Review: Murder, She Wrote: Manuscript for Murder by Jessica Fletcher & Jon Land
By John ValeriNovember 8, 2018
Jessica Fletcher investigates a mysterious manuscript with deadly consequences in the latest entry in the USA Today bestselling Murder, She Wrote series…
Jon Land is an accomplished and award-winning novelist in his own right—the critically acclaimed Caitlin Strong thrillers rank among his credits—and yet he had a daunting task in assuming authorship of the long-running Murder, She Wrote (MSW) series after its originator, Donald Bain, died in 2017. Last spring, Land made his MSW debut on A Date with Murder, which Bain had begun but was unable to complete; all the titles carry fictitious scribe Jessica Fletcher’s byline, as well. Now, Land is back with the franchise’s forty-eighth entry, Manuscript for Murder, which marks his first solo effort in the continuing adventures of everybody’s favorite amateur sleuth.
As the story opens, readers find Jessica Fletcher in New York City for a book signing at the real-life Otto Penzler’s famed Mysterious Book Shop, where she’s joined by her hometown friends, police chief Mort Metzger and doctor Seth Hazlitt. At dinner afterward, Jessica is approached by fellow writer Thomas Rudd, who unceremoniously joins the trio; he has recently been dropped by their shared publisher, Lane Barfield—perhaps a cause of Rudd’s obvious alcohol addiction, or perhaps the result of it—and claims to be the victim of Barfield’s financial malfeasance. Though skeptical, Jessica agrees to meet him the next morning—but Rudd doesn’t show, and his body is later recovered in the charred remains of his apartment.

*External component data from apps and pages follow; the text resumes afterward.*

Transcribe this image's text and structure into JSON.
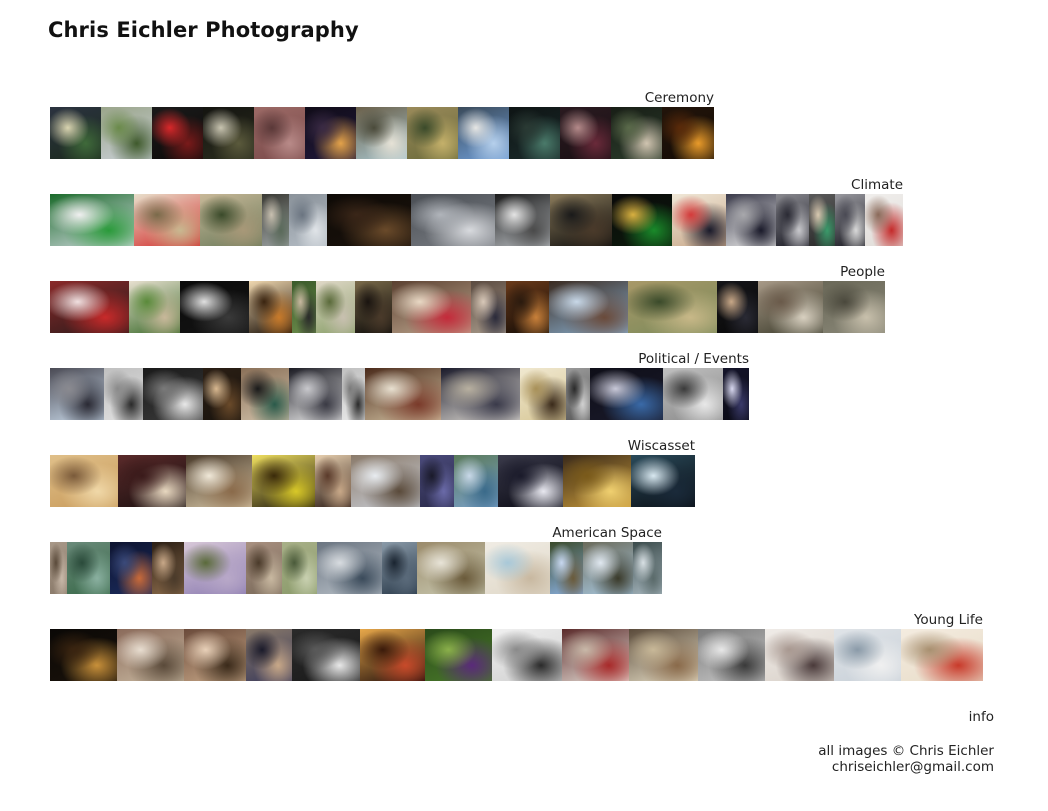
{
  "site": {
    "title": "Chris Eichler Photography"
  },
  "galleries": [
    {
      "label": "Ceremony",
      "thumbnails": [
        {
          "subject": "stadium at night",
          "colors": [
            "#1c2a1e",
            "#3f6a3a",
            "#d9d4b0",
            "#2b3340"
          ]
        },
        {
          "subject": "tree on lawn",
          "colors": [
            "#c9cfd6",
            "#3f5a2c",
            "#6a8a4a",
            "#9aa58a"
          ]
        },
        {
          "subject": "red object at night",
          "colors": [
            "#0d0b0a",
            "#7a1a1a",
            "#d8282a",
            "#1a1a1a"
          ]
        },
        {
          "subject": "people in dark field",
          "colors": [
            "#2a2c1e",
            "#5b5a3c",
            "#c8c4b0",
            "#141410"
          ]
        },
        {
          "subject": "pink figure",
          "colors": [
            "#7a4a4a",
            "#b88a88",
            "#5a3838",
            "#9c6a66"
          ]
        },
        {
          "subject": "dusk skyline",
          "colors": [
            "#20183a",
            "#e3a24a",
            "#3a2a44",
            "#100c18"
          ]
        },
        {
          "subject": "crowd under sky",
          "colors": [
            "#a8c4cc",
            "#e6e2d6",
            "#4a4a3a",
            "#6a604a"
          ]
        },
        {
          "subject": "parade",
          "colors": [
            "#6a6a3a",
            "#c4b06a",
            "#3a4a2a",
            "#9a8a5a"
          ]
        },
        {
          "subject": "washington monument",
          "colors": [
            "#6e9cd4",
            "#b6d0ec",
            "#e6e6e4",
            "#3a4a5a"
          ]
        },
        {
          "subject": "people at night green",
          "colors": [
            "#1a2a2a",
            "#4a7a6a",
            "#2a3a34",
            "#0e1414"
          ]
        },
        {
          "subject": "audience at night",
          "colors": [
            "#1a1014",
            "#6a2a3a",
            "#b48a8a",
            "#2a1a20"
          ]
        },
        {
          "subject": "group seated",
          "colors": [
            "#2a3a2a",
            "#d0c4b0",
            "#5a6a4a",
            "#181e16"
          ]
        },
        {
          "subject": "bonfire",
          "colors": [
            "#140c06",
            "#e89a2a",
            "#5a2a0a",
            "#22140a"
          ]
        }
      ]
    },
    {
      "label": "Climate",
      "thumbnails": [
        {
          "subject": "capitol protest",
          "colors": [
            "#d6dce4",
            "#2a9a3a",
            "#f0f0f0",
            "#1a6a2a"
          ]
        },
        {
          "subject": "man with hat",
          "colors": [
            "#d22a2a",
            "#c8b890",
            "#7a6a4a",
            "#e8e0cc"
          ]
        },
        {
          "subject": "group outdoors",
          "colors": [
            "#6a7a5a",
            "#a89878",
            "#3a4a2a",
            "#c8b898"
          ]
        },
        {
          "subject": "older couple",
          "colors": [
            "#9aa0a0",
            "#5a6a5a",
            "#c8c0b0",
            "#3a3a34"
          ]
        },
        {
          "subject": "foggy landscape",
          "colors": [
            "#b4bcc4",
            "#e0e4e8",
            "#6a7480",
            "#8a929a"
          ]
        },
        {
          "subject": "dark auditorium",
          "colors": [
            "#1a120c",
            "#6a4a2a",
            "#3a2618",
            "#0e0a06"
          ]
        },
        {
          "subject": "hand on whiteboard",
          "colors": [
            "#7a7e84",
            "#d8dade",
            "#b0b4ba",
            "#4a4e54"
          ]
        },
        {
          "subject": "street scene",
          "colors": [
            "#b8bcc0",
            "#4a4a4a",
            "#e4e4e4",
            "#1a1a1a"
          ]
        },
        {
          "subject": "speaker dark stage",
          "colors": [
            "#0c0c0c",
            "#4a3a2a",
            "#1a1a1a",
            "#8a7a5a"
          ]
        },
        {
          "subject": "green podium",
          "colors": [
            "#0c1a0c",
            "#1a8a2a",
            "#d8b040",
            "#0a0a0a"
          ]
        },
        {
          "subject": "man in suit flags",
          "colors": [
            "#c8a88a",
            "#1a1a2a",
            "#d43a3a",
            "#f0e8d8"
          ]
        },
        {
          "subject": "police line",
          "colors": [
            "#e6e6e6",
            "#1a1a2a",
            "#a8a8ac",
            "#3a3a4a"
          ]
        },
        {
          "subject": "officers",
          "colors": [
            "#1a1a24",
            "#c8c8cc",
            "#2a2a34",
            "#8a8a90"
          ]
        },
        {
          "subject": "woman green shirt",
          "colors": [
            "#2a2a2a",
            "#3a9a6a",
            "#d8c8b0",
            "#5a5a5a"
          ]
        },
        {
          "subject": "officer close",
          "colors": [
            "#1a1a22",
            "#d8d8d8",
            "#4a4a54",
            "#9a9aa0"
          ]
        },
        {
          "subject": "woman red coat",
          "colors": [
            "#e0dcd8",
            "#c42a2a",
            "#8a6a5a",
            "#f0eeec"
          ]
        }
      ]
    },
    {
      "label": "People",
      "thumbnails": [
        {
          "subject": "red polka dress",
          "colors": [
            "#2a1a1a",
            "#c82a2a",
            "#f0e0e0",
            "#8a2a2a"
          ]
        },
        {
          "subject": "house garden",
          "colors": [
            "#3a6a2a",
            "#c8b89a",
            "#5a8a3a",
            "#e8e0d0"
          ]
        },
        {
          "subject": "person in snow",
          "colors": [
            "#141414",
            "#3a3a3a",
            "#e0e0e0",
            "#0a0a0a"
          ]
        },
        {
          "subject": "girl night swing",
          "colors": [
            "#1a1008",
            "#c87a2a",
            "#3a2410",
            "#f0d8b0"
          ]
        },
        {
          "subject": "man standing",
          "colors": [
            "#6a8a4a",
            "#2a2a2a",
            "#c8b8a0",
            "#3a5a2a"
          ]
        },
        {
          "subject": "older man outdoors",
          "colors": [
            "#8aa06a",
            "#c8c0b0",
            "#5a6a3a",
            "#e0d8c8"
          ]
        },
        {
          "subject": "dark room figure",
          "colors": [
            "#0e0c0a",
            "#4a3a2a",
            "#1a1410",
            "#7a6a4a"
          ]
        },
        {
          "subject": "woman red hoodie",
          "colors": [
            "#c0a890",
            "#c42a3a",
            "#e8d8c4",
            "#5a4030"
          ]
        },
        {
          "subject": "person pointing",
          "colors": [
            "#a89a8a",
            "#2a2a3a",
            "#d8c8b8",
            "#5a4a40"
          ]
        },
        {
          "subject": "dark portrait",
          "colors": [
            "#140c06",
            "#c8803a",
            "#2a1a0e",
            "#6a3a1a"
          ]
        },
        {
          "subject": "roller coaster",
          "colors": [
            "#8ab0d0",
            "#6a4a3a",
            "#c8d8e8",
            "#3a2a20"
          ]
        },
        {
          "subject": "atv field",
          "colors": [
            "#7a8a5a",
            "#c8b888",
            "#3a4a2a",
            "#a89868"
          ]
        },
        {
          "subject": "young man dark",
          "colors": [
            "#0a0a0a",
            "#2a2a34",
            "#c8a888",
            "#141418"
          ]
        },
        {
          "subject": "man bench",
          "colors": [
            "#3a3a2a",
            "#d8d0c0",
            "#6a5a4a",
            "#a89a88"
          ]
        },
        {
          "subject": "older man portrait",
          "colors": [
            "#8a8878",
            "#c8c0ac",
            "#4a483c",
            "#6a6858"
          ]
        }
      ]
    },
    {
      "label": "Political / Events",
      "thumbnails": [
        {
          "subject": "marching crowd",
          "colors": [
            "#c8d8e8",
            "#2a2a34",
            "#8a8a90",
            "#4a4a54"
          ]
        },
        {
          "subject": "speaker bw",
          "colors": [
            "#e0e0e0",
            "#2a2a2a",
            "#8a8a8a",
            "#c0c0c0"
          ]
        },
        {
          "subject": "older man bw",
          "colors": [
            "#3a3a3a",
            "#e8e8e8",
            "#7a7a7a",
            "#1a1a1a"
          ]
        },
        {
          "subject": "man dark office",
          "colors": [
            "#1a140e",
            "#6a4a2a",
            "#d8b890",
            "#2a1e14"
          ]
        },
        {
          "subject": "two people",
          "colors": [
            "#d0c0a8",
            "#2a5a4a",
            "#1a1a1a",
            "#8a7058"
          ]
        },
        {
          "subject": "press conference",
          "colors": [
            "#ececec",
            "#3a3a44",
            "#c8c8cc",
            "#1a1a22"
          ]
        },
        {
          "subject": "woman speaking",
          "colors": [
            "#e8e8e8",
            "#2a2a2a",
            "#7a7a7a",
            "#c0c0c0"
          ]
        },
        {
          "subject": "assembly hall",
          "colors": [
            "#d8c8a8",
            "#7a3a2a",
            "#e8e0d0",
            "#4a2a1a"
          ]
        },
        {
          "subject": "panel group",
          "colors": [
            "#e8e4dc",
            "#3a3a4a",
            "#b8b0a0",
            "#1a1a2a"
          ]
        },
        {
          "subject": "men standing hall",
          "colors": [
            "#d8c898",
            "#3a2a1a",
            "#a89058",
            "#f0e8d0"
          ]
        },
        {
          "subject": "crowd bw",
          "colors": [
            "#5a5a5a",
            "#d0d0d0",
            "#2a2a2a",
            "#9a9a9a"
          ]
        },
        {
          "subject": "speaker blue podium",
          "colors": [
            "#1a1a2a",
            "#3a6aa8",
            "#c8c8d8",
            "#0e0e18"
          ]
        },
        {
          "subject": "audience bw",
          "colors": [
            "#8a8a8a",
            "#e8e8e8",
            "#3a3a3a",
            "#c0c0c0"
          ]
        },
        {
          "subject": "night rally",
          "colors": [
            "#0a0a14",
            "#3a3a6a",
            "#d8d8f0",
            "#14142a"
          ]
        }
      ]
    },
    {
      "label": "Wiscasset",
      "thumbnails": [
        {
          "subject": "interior window",
          "colors": [
            "#c89a5a",
            "#f0d8a8",
            "#7a5a3a",
            "#e0c08a"
          ]
        },
        {
          "subject": "dark window",
          "colors": [
            "#1a1010",
            "#e8d8c0",
            "#3a1a1a",
            "#5a2a2a"
          ]
        },
        {
          "subject": "room clutter",
          "colors": [
            "#d8c8a8",
            "#8a6a4a",
            "#f0e8d8",
            "#4a3a2a"
          ]
        },
        {
          "subject": "yellow raincoat",
          "colors": [
            "#1a140a",
            "#d8c828",
            "#3a2a0a",
            "#f0e060"
          ]
        },
        {
          "subject": "doorway interior",
          "colors": [
            "#2a1a14",
            "#c8a888",
            "#5a3a2a",
            "#e8d0b0"
          ]
        },
        {
          "subject": "snowy street",
          "colors": [
            "#c8ccd4",
            "#5a4a3a",
            "#e8ecf0",
            "#8a7a6a"
          ]
        },
        {
          "subject": "night sky",
          "colors": [
            "#2a2a4a",
            "#6a6aa8",
            "#1a1a2a",
            "#4a4a7a"
          ]
        },
        {
          "subject": "blue houses",
          "colors": [
            "#7aa0c8",
            "#3a6a8a",
            "#c8d8e8",
            "#5a7a5a"
          ]
        },
        {
          "subject": "moon branches",
          "colors": [
            "#0a0a14",
            "#e8e8f0",
            "#1a1a2a",
            "#3a3a4a"
          ]
        },
        {
          "subject": "yellow room",
          "colors": [
            "#c89a3a",
            "#f0d070",
            "#7a5a1a",
            "#3a2a1a"
          ]
        },
        {
          "subject": "night field lights",
          "colors": [
            "#0a0e14",
            "#1a2a3a",
            "#d8e8f0",
            "#2a4a5a"
          ]
        }
      ]
    },
    {
      "label": "American Space",
      "thumbnails": [
        {
          "subject": "road landscape",
          "colors": [
            "#8a7a6a",
            "#c8b8a8",
            "#5a4a3a",
            "#a89888"
          ]
        },
        {
          "subject": "green trees",
          "colors": [
            "#3a6a4a",
            "#8ab0a0",
            "#2a4a3a",
            "#6a8a7a"
          ]
        },
        {
          "subject": "blue sunset",
          "colors": [
            "#1a2a5a",
            "#c86a3a",
            "#3a4a7a",
            "#0e1430"
          ]
        },
        {
          "subject": "building ruin",
          "colors": [
            "#8a6a4a",
            "#4a3a2a",
            "#c8a888",
            "#2a1e14"
          ]
        },
        {
          "subject": "purple sky field",
          "colors": [
            "#8a7ab0",
            "#b8a8c8",
            "#5a6a3a",
            "#d8c8d8"
          ]
        },
        {
          "subject": "winding river aerial",
          "colors": [
            "#7a6a5a",
            "#c8b8a0",
            "#4a3a2a",
            "#a89080"
          ]
        },
        {
          "subject": "forest edge",
          "colors": [
            "#8a9a6a",
            "#c8d0b0",
            "#4a5a3a",
            "#a8b088"
          ]
        },
        {
          "subject": "sea wall",
          "colors": [
            "#b8c0c8",
            "#3a4a5a",
            "#d8dce0",
            "#6a7480"
          ]
        },
        {
          "subject": "dark dune",
          "colors": [
            "#2a3a4a",
            "#5a6a7a",
            "#1a2430",
            "#8a9aa8"
          ]
        },
        {
          "subject": "lone tree",
          "colors": [
            "#c8c8b0",
            "#6a5a3a",
            "#e8e4d8",
            "#9a8a6a"
          ]
        },
        {
          "subject": "beach",
          "colors": [
            "#e0d8c8",
            "#c8b8a0",
            "#a8c8d8",
            "#f0ece4"
          ]
        },
        {
          "subject": "joshua tree",
          "colors": [
            "#8ab0e0",
            "#6a5a3a",
            "#c8d8f0",
            "#3a4a2a"
          ]
        },
        {
          "subject": "telephone pole",
          "colors": [
            "#a8c8e0",
            "#3a3a2a",
            "#e0e8f0",
            "#6a6a5a"
          ]
        },
        {
          "subject": "parking lot",
          "colors": [
            "#a8b8c0",
            "#5a6a6a",
            "#d8e0e4",
            "#3a4a4a"
          ]
        }
      ]
    },
    {
      "label": "Young Life",
      "thumbnails": [
        {
          "subject": "dark room light",
          "colors": [
            "#1a120a",
            "#c8903a",
            "#3a2410",
            "#0a0806"
          ]
        },
        {
          "subject": "young men outdoor",
          "colors": [
            "#c8b8a0",
            "#5a4a3a",
            "#e8ddd0",
            "#8a6a5a"
          ]
        },
        {
          "subject": "group laughing",
          "colors": [
            "#c8a888",
            "#3a2a1a",
            "#e8d0b8",
            "#6a4a3a"
          ]
        },
        {
          "subject": "friends bar",
          "colors": [
            "#3a3a5a",
            "#c8a888",
            "#1a1a2a",
            "#8a7a6a"
          ]
        },
        {
          "subject": "bw screen",
          "colors": [
            "#1a1a1a",
            "#e8e8e8",
            "#5a5a5a",
            "#2a2a2a"
          ]
        },
        {
          "subject": "colorful dark",
          "colors": [
            "#1a0a0a",
            "#c84a2a",
            "#3a1a0a",
            "#e8a84a"
          ]
        },
        {
          "subject": "person on grass",
          "colors": [
            "#4a7a2a",
            "#5a2a7a",
            "#8ab04a",
            "#2a4a1a"
          ]
        },
        {
          "subject": "bw reclining",
          "colors": [
            "#d0d0d0",
            "#2a2a2a",
            "#8a8a8a",
            "#f0f0f0"
          ]
        },
        {
          "subject": "red blanket",
          "colors": [
            "#e8e0d8",
            "#a82a2a",
            "#c8b8a8",
            "#5a2a2a"
          ]
        },
        {
          "subject": "bearded man",
          "colors": [
            "#e8e0c8",
            "#8a6a4a",
            "#c8b898",
            "#5a4a3a"
          ]
        },
        {
          "subject": "bw desk",
          "colors": [
            "#c8c8c8",
            "#3a3a3a",
            "#e8e8e8",
            "#7a7a7a"
          ]
        },
        {
          "subject": "man at window",
          "colors": [
            "#d8d0c8",
            "#4a3a3a",
            "#a89890",
            "#f0ece8"
          ]
        },
        {
          "subject": "bed scene",
          "colors": [
            "#c8d0d8",
            "#f0f0f0",
            "#8a9aa8",
            "#e0e4e8"
          ]
        },
        {
          "subject": "woman red",
          "colors": [
            "#e8dcc8",
            "#c83a2a",
            "#a89070",
            "#f4ece0"
          ]
        }
      ]
    }
  ],
  "nav": {
    "info_label": "info"
  },
  "footer": {
    "copyright": "all images © Chris Eichler",
    "email": "chriseichler@gmail.com"
  }
}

Despite her suspicion that the fire was set intentionally, Jessica—reunited at the scene with NYPD lieutenant Artie Gelber (who fans will remember from the television show rather than Bain’s books)—follows through on her desire to meet with her longtime publisher and friend in hopes of dispelling the notion that he’s been skimming from his authors’ royalties. Jessica finds Barfield in an uncharacteristically exuberant mood; he explains that he’s acquired a secret, anonymously written manuscript that he believes is going to be an explosive bestseller, and then provides Jessica a copy, hoping her feedback will buttress his instincts. Buoyed by his enthusiasm (and momentarily ashamed of her doubts), she agrees to read the book. But before Jessica can make good on her promise, Barfield, too, is found dead of an apparent suicide.

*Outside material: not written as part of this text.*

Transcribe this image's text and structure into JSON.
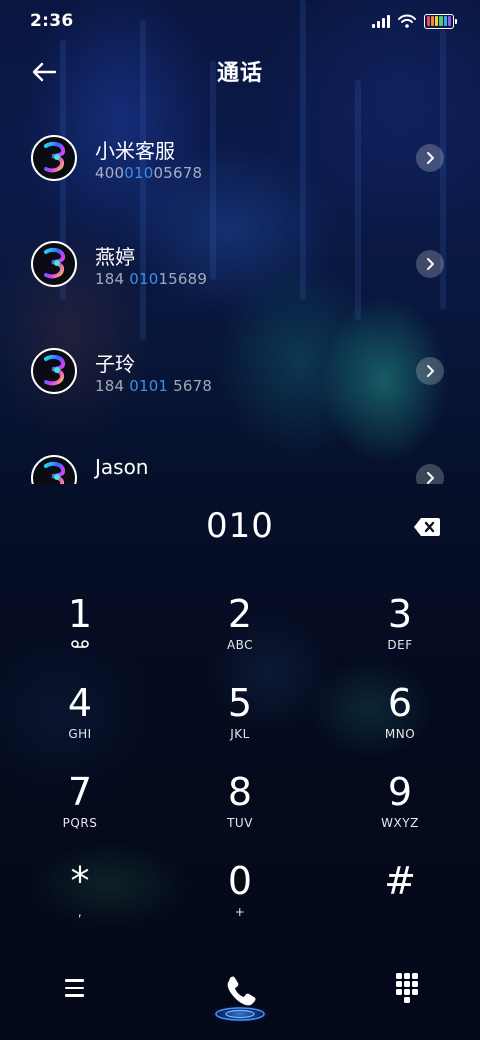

Not one to believe in coincidences (particularly when it comes to multiple deaths in rapid succession), Jessica investigates. She soon discovers that everybody who has read the manuscript—which is excerpted throughout the narrative, as a story-within-a story—is turning up dead. This creates a real and imminent sense of danger, given Jessica’s possession of a copy, and a series of subsequent events confirm that her life is very much in jeopardy. The manuscript, and the circumstances surrounding its secrecy, seem to hint at a conspiracy—but real or imagined? And the extracts themselves represent a tongue-in-cheek depiction of popular genre fiction; as Jessica describes it:
Stop and think about it too closely and the absurdity of it all comes through. You have to hold on tight to something to avoid falling through the plot holes. But the book was written at a rapid-fire clip, designed not to give the readers any time to think and to involve us so deeply in the plight of the characters that we wouldn’t care about flaws that should have destroyed the book’s integrity but instead came to define it. Who wants to think when there are more pages to flip and more things to make your jaw drop?
This is but one element that Land employs to invigorate the series. Readers will also find that Jessica’s relationship with Mort and Seth is punctuated by good natured and oftentimes silly banter—there’s also an increased intimacy; Mort now refers to her as “Jessica” rather than “Mrs. Fletcher” or “Mrs. F”—and that she’s a bit more self-deprecating, both in terms of her merit as an author and her books’ popularity. As noted, there’s a heightened sense of peril, which tones down the cozy vibe and ratchets up the tension; this is a notable departure, but not altogether surprising, given Land’s reputation for propulsive thrillers. Further, the action plays out against a multitude of backdrops (including Washington, DC), melding the familiarity of Cabot Cove (which continues to evolve as a tourist mecca) with the fresh and fraught realities of the world at large. Taking such liberties with a well-established series is a risky gambit, but perhaps necessary—and one that will likely appeal to a younger audience while satisfying (or, at the very least, appeasing) longtime fans.
With Manuscript for Murder, Jon Land puts his own indelible mark on the Murder, She Wrote series, which was so lovingly rendered by Donald Bain and his wife/collaborator Renée Paley-Bain. Like all change, it takes some getting used to—but the effort is worth it, not only by virtue of the author’s merits but for the sustained literary life (and relevancy) it provides our beloved Jessica Fletcher and friends.